Frustration mounts for Wildcats' seniors
"This is the worst defensive team I've had here," he said.
Harsh words, but hardly off-base after allowing the Trojans to shoot a blistering 61.1 percent from the floor.
USC connected on some low percentage attempts, sure. But largely, Trojans ball handlers were beating Wildcats defenders off the dribble to get into the lane. Rotation was often a step late, and so were hands up to contest shots.
The adage a half-step quicker describes most Trojan possessions.
"So much of that tonight…was individual players couldn't guard their individual assignments," Miller said. "We've lessened our ability to get stops. We've lessened our ability to play hard for 40 minutes."
Forward Eric Wise and his 9-of-12 shooting night summed up the Wildcats' defensive woes.
"More than a little frustrating," Hill said. "I'm very frustrated…I probably won't be able to win a Pac-12 championship my last year. I won't be able to do this again, put on another Arizona jersey. So it's more than frustrating."
Miller said this stretch run before the postseason begins March 14 is when UA must "become that team" months of practice and games have built to, which crystallizes the frustration he and his senior leaders showed after the loss.
The root of UA's struggles is no mystery. It's plainly obvious to Parrom.
"Defense," he said with an exasperated shrug. "[The coaches] have been saying it. I've been saying it. Defense."
"There's no effort on defense," Hill elaborated.
For the seniors, this is the last opportunity they have to win a Pacific-12 Conference championship. The Wildcats came into the Galen Center in control of their destiny.
The formula was pretty simple: win out, and win at least a share of the league crown. With Oregon traveling to one of the more difficult places to play in the conference, at Colorado, an outright title was realistic.
Now, even a share of the championship seems like a long shot. The Wildcats move on to a rematch with UCLA.
The Bruins won in McKale Center last month, exploiting the same problem UA has had defending athletic forwards that was its Achilles' heel against the Trojans.
"It's kind of hard to explain to the [underclassmen] what it's like to win a Pac-10 or Pac-12 championship," said Hill, a starter on the program's last conference championship team in 2011. "Celebrating in front of your crowd, having the season set up where you play your last game at home. They don't understand the situation we were in.
"You want everyone to play a certain way, and that just wasn't the case. Me, Mark [Lyons] and Kevin, we understand what it's like to win a conference championship, or to play for a better seed in your conference tournament and March Madness."
Hill understands the situation, and played like it. His 21 points led the Wildcats. He was often the calming influence the UA offense needed, attacking the rim to draw fouls on Trojans big man Omar Oraby.
Parrom also was vital in keeping the Wildcats in the game, scoring 16 points.
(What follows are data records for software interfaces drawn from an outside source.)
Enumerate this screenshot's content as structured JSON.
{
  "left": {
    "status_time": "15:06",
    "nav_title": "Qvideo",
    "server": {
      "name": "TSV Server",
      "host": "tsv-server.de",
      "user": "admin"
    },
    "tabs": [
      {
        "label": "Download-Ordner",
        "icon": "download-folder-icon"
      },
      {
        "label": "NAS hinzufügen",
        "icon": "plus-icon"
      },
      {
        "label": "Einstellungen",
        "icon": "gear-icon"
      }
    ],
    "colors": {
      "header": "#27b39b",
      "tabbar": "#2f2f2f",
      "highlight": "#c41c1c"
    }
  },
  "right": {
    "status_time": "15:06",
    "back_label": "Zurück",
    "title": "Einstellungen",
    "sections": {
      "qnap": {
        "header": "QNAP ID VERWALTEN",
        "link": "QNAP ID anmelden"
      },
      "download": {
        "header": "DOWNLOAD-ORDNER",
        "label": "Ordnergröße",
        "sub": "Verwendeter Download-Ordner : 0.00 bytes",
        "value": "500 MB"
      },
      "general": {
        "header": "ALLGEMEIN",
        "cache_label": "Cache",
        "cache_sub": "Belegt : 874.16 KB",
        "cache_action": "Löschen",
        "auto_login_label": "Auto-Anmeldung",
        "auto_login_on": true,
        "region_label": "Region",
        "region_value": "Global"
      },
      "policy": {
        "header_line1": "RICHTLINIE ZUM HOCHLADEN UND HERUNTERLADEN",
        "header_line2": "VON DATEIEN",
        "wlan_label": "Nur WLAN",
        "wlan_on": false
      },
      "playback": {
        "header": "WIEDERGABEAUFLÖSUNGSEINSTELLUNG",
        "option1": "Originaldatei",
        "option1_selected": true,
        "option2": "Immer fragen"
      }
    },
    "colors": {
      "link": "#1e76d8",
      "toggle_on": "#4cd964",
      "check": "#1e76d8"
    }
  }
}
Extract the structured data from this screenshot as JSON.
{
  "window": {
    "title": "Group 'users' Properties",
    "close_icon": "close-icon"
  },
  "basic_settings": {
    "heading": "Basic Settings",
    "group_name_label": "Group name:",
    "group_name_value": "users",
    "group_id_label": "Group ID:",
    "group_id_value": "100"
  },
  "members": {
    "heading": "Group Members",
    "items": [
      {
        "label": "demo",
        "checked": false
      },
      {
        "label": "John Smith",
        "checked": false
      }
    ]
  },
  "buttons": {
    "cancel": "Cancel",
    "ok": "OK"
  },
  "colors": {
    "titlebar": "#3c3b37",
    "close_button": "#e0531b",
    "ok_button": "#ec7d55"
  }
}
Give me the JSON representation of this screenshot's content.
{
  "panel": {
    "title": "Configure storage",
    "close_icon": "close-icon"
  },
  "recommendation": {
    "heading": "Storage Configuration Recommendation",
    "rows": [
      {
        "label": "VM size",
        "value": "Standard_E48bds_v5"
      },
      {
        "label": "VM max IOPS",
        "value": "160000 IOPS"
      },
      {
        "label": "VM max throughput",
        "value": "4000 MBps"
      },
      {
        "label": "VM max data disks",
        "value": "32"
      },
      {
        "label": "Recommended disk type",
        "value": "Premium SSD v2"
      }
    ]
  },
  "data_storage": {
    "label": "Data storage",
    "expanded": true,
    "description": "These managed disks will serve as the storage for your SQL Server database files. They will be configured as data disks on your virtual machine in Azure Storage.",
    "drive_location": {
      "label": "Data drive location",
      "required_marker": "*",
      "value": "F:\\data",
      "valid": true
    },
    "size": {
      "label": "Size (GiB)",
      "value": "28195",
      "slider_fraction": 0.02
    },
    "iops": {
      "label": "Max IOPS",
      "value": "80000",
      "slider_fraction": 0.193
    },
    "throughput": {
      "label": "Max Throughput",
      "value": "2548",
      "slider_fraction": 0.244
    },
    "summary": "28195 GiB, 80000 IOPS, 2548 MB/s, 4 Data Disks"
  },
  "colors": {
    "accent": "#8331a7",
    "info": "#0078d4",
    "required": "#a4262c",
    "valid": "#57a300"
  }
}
But several of the UA underclassmen collectively struggled. Brandon Ashley scored just two points. Kaleb Tarczewski had eight points and a team-high eight rebounds, but was disqualified on the cardinal sin of fouling a jump shooter. Guard Nick Johnson's struggles continued, extending to the defensive end.
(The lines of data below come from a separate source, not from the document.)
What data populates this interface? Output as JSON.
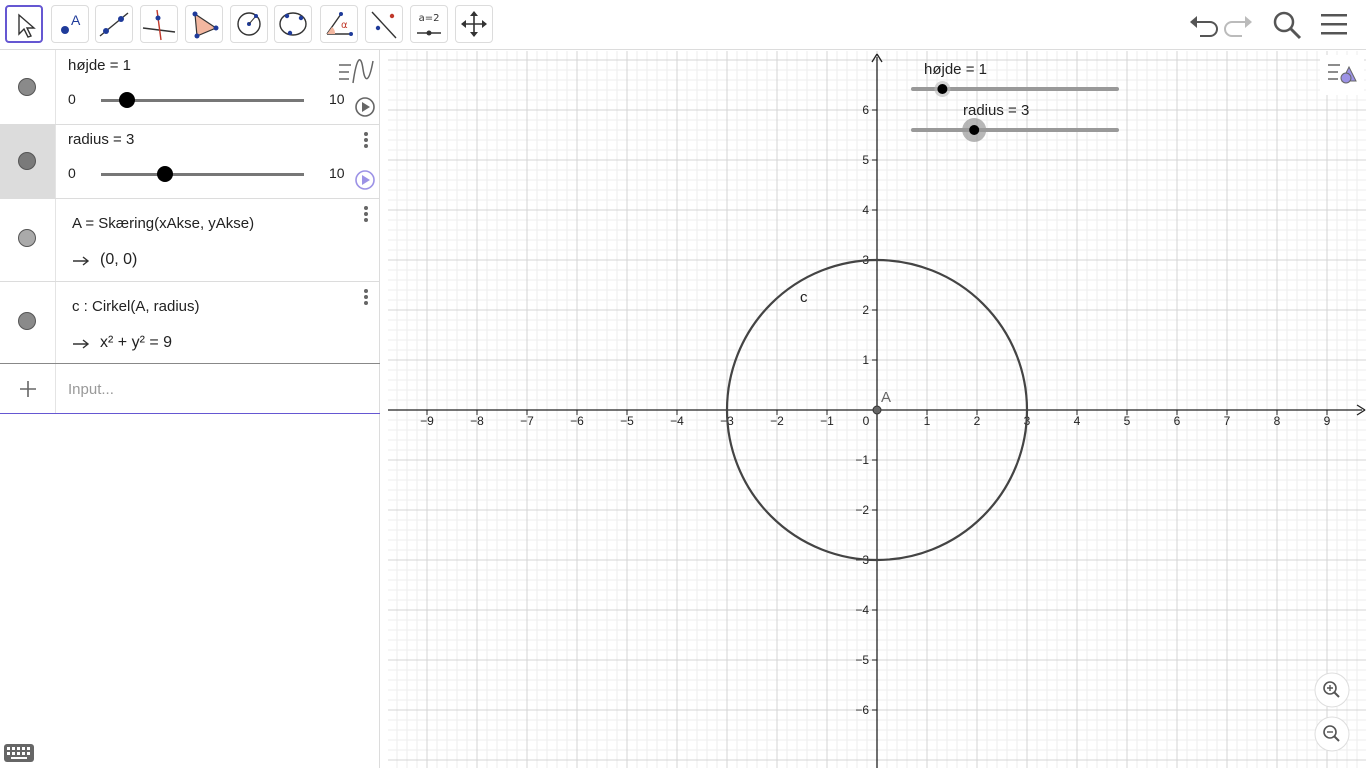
{
  "toolbar": {
    "tools": [
      {
        "name": "move-tool"
      },
      {
        "name": "point-tool",
        "letter": "A"
      },
      {
        "name": "line-tool"
      },
      {
        "name": "perpendicular-tool"
      },
      {
        "name": "polygon-tool"
      },
      {
        "name": "circle-center-tool"
      },
      {
        "name": "conic-tool"
      },
      {
        "name": "angle-tool",
        "letter": "α"
      },
      {
        "name": "reflect-tool"
      },
      {
        "name": "slider-tool",
        "label": "a=2"
      },
      {
        "name": "move-view-tool"
      }
    ]
  },
  "algebra": {
    "slider_hojde": {
      "label": "højde = 1",
      "min": "0",
      "max": "10",
      "value": 1
    },
    "slider_radius": {
      "label": "radius = 3",
      "min": "0",
      "max": "10",
      "value": 3
    },
    "point_A": {
      "definition": "A = Skæring(xAkse, yAkse)",
      "value": "(0,  0)"
    },
    "circle_c": {
      "definition": "c : Cirkel(A, radius)",
      "value": "x² + y² = 9"
    },
    "input_placeholder": "Input..."
  },
  "graphics": {
    "slider_hojde_label": "højde = 1",
    "slider_radius_label": "radius = 3",
    "point_label": "A",
    "circle_label": "c",
    "x_ticks": [
      "−9",
      "−8",
      "−7",
      "−6",
      "−5",
      "−4",
      "−3",
      "−2",
      "−1",
      "0",
      "1",
      "2",
      "3",
      "4",
      "5",
      "6",
      "7",
      "8",
      "9"
    ],
    "y_ticks_pos": [
      "1",
      "2",
      "3",
      "4",
      "5",
      "6"
    ],
    "y_ticks_neg": [
      "−1",
      "−2",
      "−3",
      "−4",
      "−5",
      "−6"
    ],
    "circle_radius": 3,
    "slider_hojde_value": 1,
    "slider_radius_value": 3
  },
  "colors": {
    "accent": "#6557d2",
    "curve": "#444444"
  }
}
The good news for UA is at has some recent precedent from which to take inspiration. The conference championship-winning Wildcats of 2011 suffered a sweep in Los Angeles, but returned home to roll off two wins and secure the league crown.
"Sometimes lesson like this can really spur a team on. I hope that's the case for us," Miller said.